I have only just found this one which I think is accurately reported below (but if it is not please give me an accurate report).


R v SUSSEX JUSTICES ex p McCARTHY [1924] 1 KB 256

November 9 1923

Editor’s comments in bold.

Here, the magistrates’ clerk retired with the bench when they were considering a charge of dangerous driving. The clerk belonged to a firm of solicitors acting in civil proceedings for the other party to the accident. It was entirely irrelevant that there had been no evidence of actual influence brought to bear on the magistrates, and the conviction was duly quashed.

It is clear that the deputy clerk was a member of the firm of solicitors engaged in the conduct of proceedings for damages against the applicant in respect of the same collision as that which gave rise to the charge that the justices were considering.

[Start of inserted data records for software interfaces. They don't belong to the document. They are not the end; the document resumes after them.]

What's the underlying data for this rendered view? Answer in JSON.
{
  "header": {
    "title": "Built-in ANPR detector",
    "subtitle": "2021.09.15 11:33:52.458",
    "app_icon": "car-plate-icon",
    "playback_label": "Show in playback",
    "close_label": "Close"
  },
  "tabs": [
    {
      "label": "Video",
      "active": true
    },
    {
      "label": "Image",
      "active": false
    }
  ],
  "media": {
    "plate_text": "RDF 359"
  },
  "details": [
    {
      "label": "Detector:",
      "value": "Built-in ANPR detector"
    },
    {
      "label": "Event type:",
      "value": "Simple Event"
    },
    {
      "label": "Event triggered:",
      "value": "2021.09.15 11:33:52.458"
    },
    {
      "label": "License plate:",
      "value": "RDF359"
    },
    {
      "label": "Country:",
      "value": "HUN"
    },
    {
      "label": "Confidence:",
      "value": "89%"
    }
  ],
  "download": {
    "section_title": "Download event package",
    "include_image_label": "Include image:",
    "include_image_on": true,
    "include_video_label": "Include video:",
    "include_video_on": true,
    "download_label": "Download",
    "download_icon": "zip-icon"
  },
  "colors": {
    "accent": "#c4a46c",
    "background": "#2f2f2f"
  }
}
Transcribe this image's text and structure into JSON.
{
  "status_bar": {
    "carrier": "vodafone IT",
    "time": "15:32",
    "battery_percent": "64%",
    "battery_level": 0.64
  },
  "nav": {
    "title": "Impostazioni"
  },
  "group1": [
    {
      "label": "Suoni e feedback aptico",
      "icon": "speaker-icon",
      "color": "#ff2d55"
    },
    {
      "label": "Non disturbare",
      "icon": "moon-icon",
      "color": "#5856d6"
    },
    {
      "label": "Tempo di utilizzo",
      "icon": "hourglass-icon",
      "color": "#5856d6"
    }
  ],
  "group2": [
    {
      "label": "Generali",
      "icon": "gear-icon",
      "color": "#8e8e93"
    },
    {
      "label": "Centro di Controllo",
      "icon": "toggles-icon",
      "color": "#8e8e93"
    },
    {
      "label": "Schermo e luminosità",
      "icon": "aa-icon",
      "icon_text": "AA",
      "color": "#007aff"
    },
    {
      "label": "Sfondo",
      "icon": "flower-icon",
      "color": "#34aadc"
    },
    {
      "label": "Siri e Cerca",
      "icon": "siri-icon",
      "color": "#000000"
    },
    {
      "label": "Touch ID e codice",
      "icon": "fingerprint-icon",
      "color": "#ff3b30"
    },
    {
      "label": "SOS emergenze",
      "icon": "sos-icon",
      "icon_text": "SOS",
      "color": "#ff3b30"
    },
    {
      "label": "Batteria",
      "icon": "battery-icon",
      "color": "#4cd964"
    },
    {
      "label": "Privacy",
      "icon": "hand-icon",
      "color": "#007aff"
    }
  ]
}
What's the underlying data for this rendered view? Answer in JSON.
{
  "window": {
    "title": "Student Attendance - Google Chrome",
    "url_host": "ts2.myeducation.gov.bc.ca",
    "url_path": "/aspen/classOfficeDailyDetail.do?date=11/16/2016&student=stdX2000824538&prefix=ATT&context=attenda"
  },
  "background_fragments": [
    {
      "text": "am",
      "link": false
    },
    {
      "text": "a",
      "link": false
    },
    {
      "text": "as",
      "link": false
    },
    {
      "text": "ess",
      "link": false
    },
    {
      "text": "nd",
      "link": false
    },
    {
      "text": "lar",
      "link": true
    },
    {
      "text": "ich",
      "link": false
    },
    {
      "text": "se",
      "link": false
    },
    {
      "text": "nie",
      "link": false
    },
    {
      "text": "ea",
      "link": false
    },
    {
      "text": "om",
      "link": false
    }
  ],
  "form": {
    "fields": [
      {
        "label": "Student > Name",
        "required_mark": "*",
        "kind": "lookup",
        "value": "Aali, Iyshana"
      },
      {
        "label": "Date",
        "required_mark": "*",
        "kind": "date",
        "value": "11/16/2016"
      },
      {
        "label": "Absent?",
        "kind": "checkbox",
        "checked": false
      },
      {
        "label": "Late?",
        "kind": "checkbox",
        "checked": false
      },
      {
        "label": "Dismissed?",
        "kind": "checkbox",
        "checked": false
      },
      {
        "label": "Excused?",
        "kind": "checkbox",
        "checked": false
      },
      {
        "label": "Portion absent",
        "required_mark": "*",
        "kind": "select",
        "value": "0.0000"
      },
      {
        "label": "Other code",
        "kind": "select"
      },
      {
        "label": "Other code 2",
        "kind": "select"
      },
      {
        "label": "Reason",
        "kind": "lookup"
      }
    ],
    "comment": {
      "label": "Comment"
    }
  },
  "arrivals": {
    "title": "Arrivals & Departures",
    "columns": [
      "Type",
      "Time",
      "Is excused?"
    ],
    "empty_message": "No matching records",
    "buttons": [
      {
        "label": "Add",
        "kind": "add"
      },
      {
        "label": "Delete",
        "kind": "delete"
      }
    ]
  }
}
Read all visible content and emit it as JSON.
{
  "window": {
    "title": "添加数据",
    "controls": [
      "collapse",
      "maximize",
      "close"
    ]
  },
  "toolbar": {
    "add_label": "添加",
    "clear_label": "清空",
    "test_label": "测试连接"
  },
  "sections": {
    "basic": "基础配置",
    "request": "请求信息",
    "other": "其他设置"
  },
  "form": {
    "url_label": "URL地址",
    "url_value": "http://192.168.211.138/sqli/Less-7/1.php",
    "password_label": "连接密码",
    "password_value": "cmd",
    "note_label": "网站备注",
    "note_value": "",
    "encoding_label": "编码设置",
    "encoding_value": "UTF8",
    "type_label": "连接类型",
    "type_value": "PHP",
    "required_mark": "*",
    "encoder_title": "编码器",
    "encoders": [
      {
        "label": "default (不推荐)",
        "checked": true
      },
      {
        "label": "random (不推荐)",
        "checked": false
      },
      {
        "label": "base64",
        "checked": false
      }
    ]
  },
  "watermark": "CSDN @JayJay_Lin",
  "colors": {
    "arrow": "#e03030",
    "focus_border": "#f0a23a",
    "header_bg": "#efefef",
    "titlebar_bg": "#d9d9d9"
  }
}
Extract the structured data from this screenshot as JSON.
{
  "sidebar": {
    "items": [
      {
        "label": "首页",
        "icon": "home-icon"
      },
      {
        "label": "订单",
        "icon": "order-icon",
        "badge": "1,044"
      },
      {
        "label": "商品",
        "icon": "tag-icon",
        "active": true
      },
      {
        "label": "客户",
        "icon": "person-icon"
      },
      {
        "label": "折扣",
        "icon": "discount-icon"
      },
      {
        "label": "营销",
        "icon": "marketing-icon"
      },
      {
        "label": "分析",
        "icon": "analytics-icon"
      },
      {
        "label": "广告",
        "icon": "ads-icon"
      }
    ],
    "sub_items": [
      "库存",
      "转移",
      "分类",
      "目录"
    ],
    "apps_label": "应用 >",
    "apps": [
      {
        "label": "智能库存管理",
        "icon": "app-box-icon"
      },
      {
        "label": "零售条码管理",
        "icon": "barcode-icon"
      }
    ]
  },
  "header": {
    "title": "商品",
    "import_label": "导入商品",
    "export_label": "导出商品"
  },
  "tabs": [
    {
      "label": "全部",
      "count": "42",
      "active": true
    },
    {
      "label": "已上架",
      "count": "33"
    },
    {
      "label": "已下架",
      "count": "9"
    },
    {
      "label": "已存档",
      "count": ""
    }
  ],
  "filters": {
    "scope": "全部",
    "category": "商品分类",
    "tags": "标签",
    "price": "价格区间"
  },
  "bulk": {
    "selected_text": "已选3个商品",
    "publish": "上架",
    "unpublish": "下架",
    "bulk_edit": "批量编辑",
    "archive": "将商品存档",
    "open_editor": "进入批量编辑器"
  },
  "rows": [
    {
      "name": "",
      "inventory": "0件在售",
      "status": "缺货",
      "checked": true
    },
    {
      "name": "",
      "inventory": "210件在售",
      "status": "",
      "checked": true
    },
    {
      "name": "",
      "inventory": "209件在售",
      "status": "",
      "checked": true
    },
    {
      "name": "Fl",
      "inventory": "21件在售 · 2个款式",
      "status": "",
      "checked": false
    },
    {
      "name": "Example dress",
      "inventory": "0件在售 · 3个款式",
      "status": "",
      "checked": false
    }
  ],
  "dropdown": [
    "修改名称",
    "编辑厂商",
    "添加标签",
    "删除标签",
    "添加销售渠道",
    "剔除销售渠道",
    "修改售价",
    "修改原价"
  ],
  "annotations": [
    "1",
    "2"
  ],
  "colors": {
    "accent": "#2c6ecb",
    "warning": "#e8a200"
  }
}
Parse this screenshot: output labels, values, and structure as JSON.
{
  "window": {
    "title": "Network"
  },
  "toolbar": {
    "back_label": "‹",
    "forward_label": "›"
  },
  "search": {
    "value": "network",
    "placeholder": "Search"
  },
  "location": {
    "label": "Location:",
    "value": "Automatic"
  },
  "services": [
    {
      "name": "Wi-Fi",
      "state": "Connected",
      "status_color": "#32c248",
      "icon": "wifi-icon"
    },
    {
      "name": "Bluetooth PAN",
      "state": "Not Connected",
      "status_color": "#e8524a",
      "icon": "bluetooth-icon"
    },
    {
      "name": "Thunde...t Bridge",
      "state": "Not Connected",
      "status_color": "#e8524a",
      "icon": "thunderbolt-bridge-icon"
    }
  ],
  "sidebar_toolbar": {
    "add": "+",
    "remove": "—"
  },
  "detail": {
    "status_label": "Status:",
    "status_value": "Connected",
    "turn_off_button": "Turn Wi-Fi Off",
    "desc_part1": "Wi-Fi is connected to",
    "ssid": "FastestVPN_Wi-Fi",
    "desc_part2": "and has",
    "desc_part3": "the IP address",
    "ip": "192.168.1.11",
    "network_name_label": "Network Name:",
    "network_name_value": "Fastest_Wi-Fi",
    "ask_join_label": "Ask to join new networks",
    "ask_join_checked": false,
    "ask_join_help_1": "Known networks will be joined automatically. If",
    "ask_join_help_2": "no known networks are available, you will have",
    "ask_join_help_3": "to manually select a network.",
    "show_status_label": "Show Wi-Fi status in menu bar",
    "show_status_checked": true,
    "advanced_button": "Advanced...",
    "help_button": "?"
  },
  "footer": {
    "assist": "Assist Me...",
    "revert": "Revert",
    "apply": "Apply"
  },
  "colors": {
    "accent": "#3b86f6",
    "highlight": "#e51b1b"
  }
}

It is said, and, no doubt, truly, that when that gentleman retired in the usual way with the justices, taking with him the…